[Note: Indicators Updated September 5, 2019]
  • Economic indicators weakened in July as demonstrated by softening sales tax collections and the small gain in nonfarm employment. Housing construction gained during July, however, and more job seekers entered the labor force.
  • Seasonally adjusted weekly initial claims for unemployment insurance in Tennessee dipped dropped to 2,339 in July from 2,449 in June. The trend for initial claims has gradually declined during the past 6 months. [graph]
  • Permits issued for single-family home construction in Tennessee rose to 2,485 in July from 2,209 units in June, while the less volatile trend has increased during the past 6 months. Over the year, single-family permits are down 5.1% while total permits are 1.1% lower, reflecting somewhat more growth in multi-family units relative to single-family units. [graph]
  • State sales tax collections fell in July, the second monthly decline. Just six of the state's ten metropolitan areas experienced a gain in seasonally adjusted state sales tax collections from last year. Over the year, state sales tax collections are 3.0% higher for Tennessee. [graph]
  • Seasonally adjusted nonfarm employment for Tennessee rose 4,000 in July from June, less than the average monthly gain for the previous 12 months. Nonfarm employment growth is 1.8% over the year for Tennessee. Over the year growth rates for seven of the state's ten MSAs exceed the state average. [graph]
  • The unemployment rate for July rose to 3.5% after seasonal adjustment, the third monthly increase, edging closer to the U.S. unemployment rate of 3.7%. Much of the increase in Tennessee can be attributed to a rise in the number of job seekers. [graph]
  • Average weekly hours worked dropped to 34.9 in July from 35.5 in June. Over the year, average weekly hours are down 2.0%. [graph]
  • Average hourly earnings for Tennessee fell to $24.00 in July from $24.40 in June, still near a post-recession high, and 2.6% higher over the year. Adjusted for inflation, average hourly earnings are up 1.1% over the year. [graph]

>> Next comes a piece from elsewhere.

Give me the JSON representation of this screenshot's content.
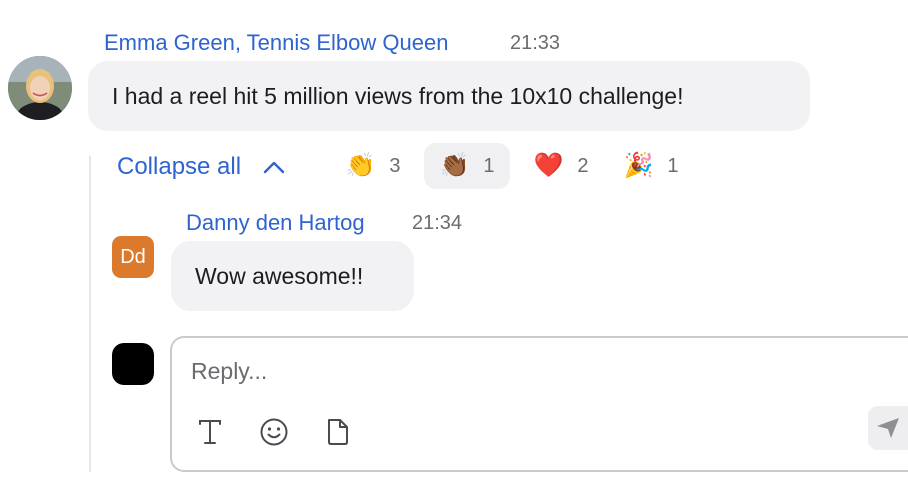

    — Research by David Penn, associate professor of economics, retired. Real average hourly earnings are calculated by dividing nominal hourly earnings by the monthly CPI-U for the South published by the Bureau of Labor Statistics.

Employment Growth by Industry

Housing